While traffic collisions are down in 2020 relative to last year, fatalities are largely flat. In fact, the VSP reports that traffic fatalities have only declined by two deaths year to date, as of April 28, relative to the similar period in 2019. As a result, we identified Virginia cities with the highest and lowest risks of speeding-related fatalities.
Emporia has the highest speeding-related fatality rate
At 19.5 fatalities per 100,000 residents, Emporia was well above the Virginia average of 3.1.
Speeding fatalities per 100,000 residents
Many small and midsize Virginia cities recorded no speeding-related fatalities in 2019
Nearly half of the Virginia cities included in our analysis did not report any speeding fatalities last year. These cities, all of which had populations less than 100,000, include:
- Falls Church
- Buena Vista
- Manassas Park
Consequences of speeding
Virginia drivers caught speeding may face serious legal and financial consequences.
The state typically fines drivers $6 per mile over the legal speed limit, in addition to a $51 processing fee. Yet, the fee for excess speed increases to $7 if the motorist is pulled over in a school or construction zone.
- For instance, a driver caught going 20 mph over the speed limit would pay $51 + 20($6) = $171.
- If the speeding violation occurred in a school zone, the driver would pay $51 +20($7) = $191.
- Generally, however, speeding ticket fines are capped at $250, and court fees may vary depending on how you contest your violation.

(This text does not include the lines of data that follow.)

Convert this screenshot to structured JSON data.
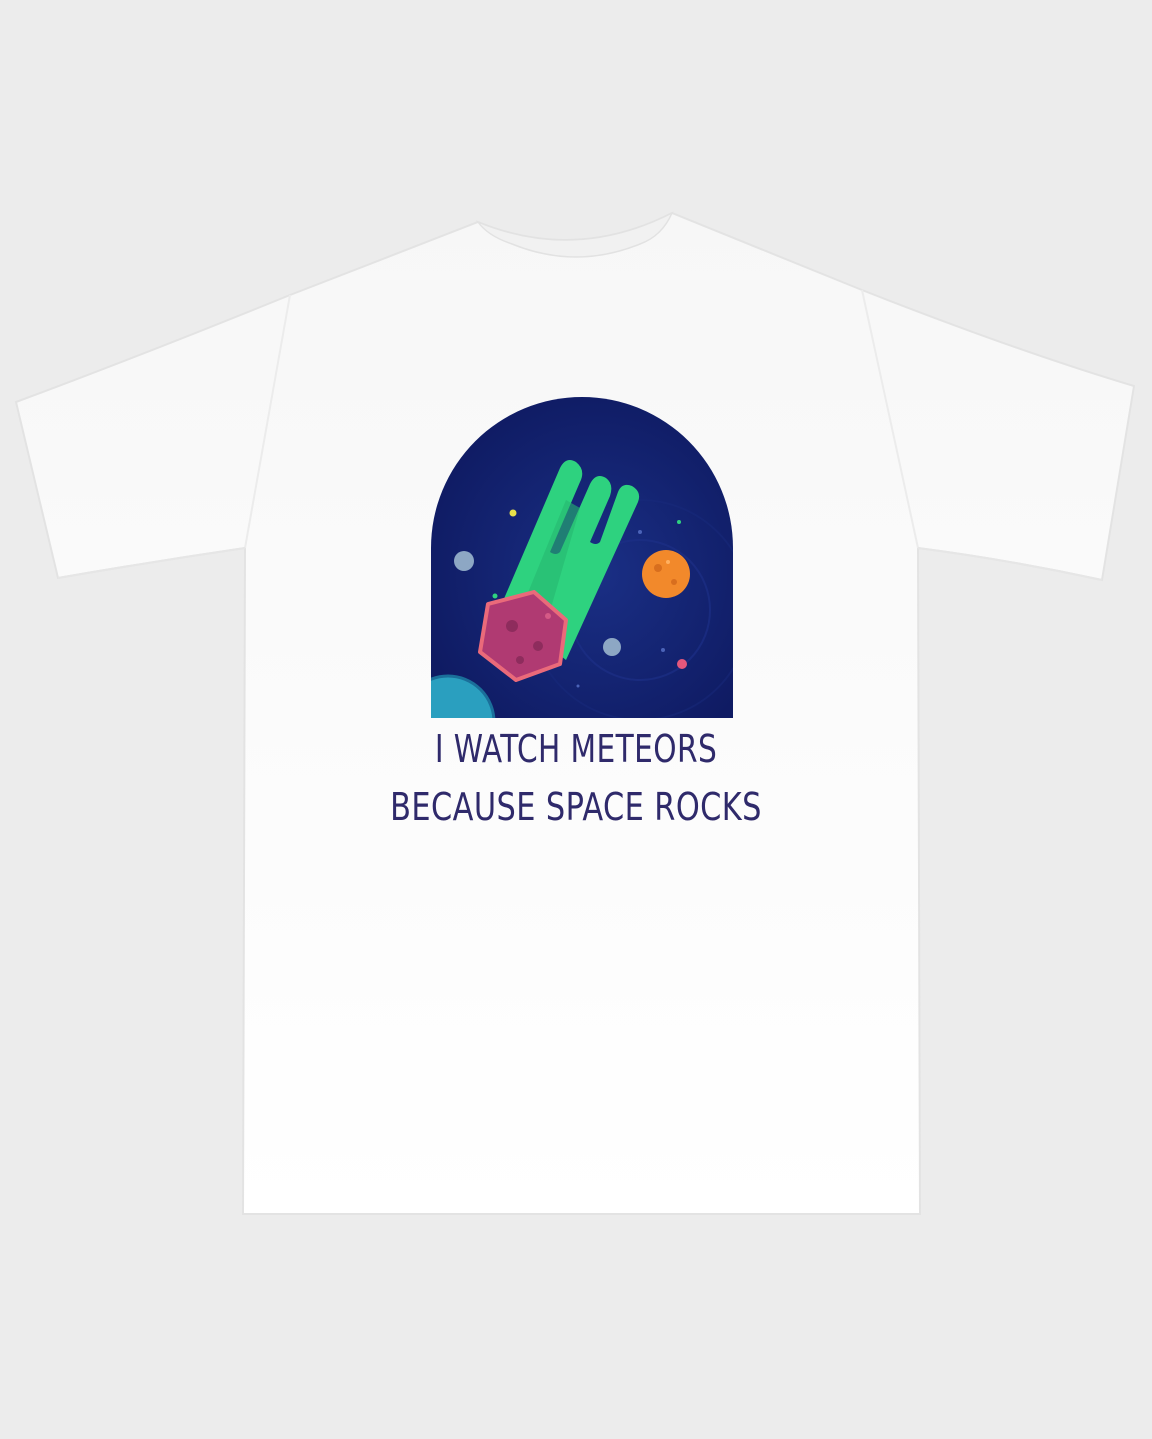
{
  "product": {
    "type": "t-shirt",
    "shirt_color": "#ffffff",
    "background_color": "#ececec"
  },
  "design": {
    "graphic": "meteor-in-arched-window-icon",
    "colors": {
      "space": "#0f1b63",
      "meteor_tail": "#2ed27f",
      "meteor_rock": "#b03a72",
      "planet_orange": "#f2892b",
      "text": "#2f2a6b"
    },
    "slogan_line1": "I WATCH METEORS",
    "slogan_line2": "BECAUSE SPACE ROCKS"
  }
}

Similarly, Virginia drivers caught speeding will likely be subject to an increase in insurance rates, perhaps as high as 33%, as drivers with traffic violations on their records are considered higher risks to insure.
- The average annual premium in Virginia for a minimum coverage policy is $607.
- Following a speeding violation, a driver paying this amount could see their rate increase by $201 to an annual premium of $808.
Depending on the driver's speed and plea in court, they will likely receive demerit points
- 1-9 mph over the speed limit results in 3 demerit points
- 10-19 mph over the speed limit results in 4 demerit points
- 20+ mph over the speed limit results in 6 demerit points
Speeding collision data from 2017-2020 in Virginia was collected from Virginia's Traffic Records Electronic Data System (TREDS) and the Virginia State Police (VSP). Population data was collected from the U.S. Census Bureau. Cities were only included in the analysis if they were in the TREDS database and had at least 5,000 residents.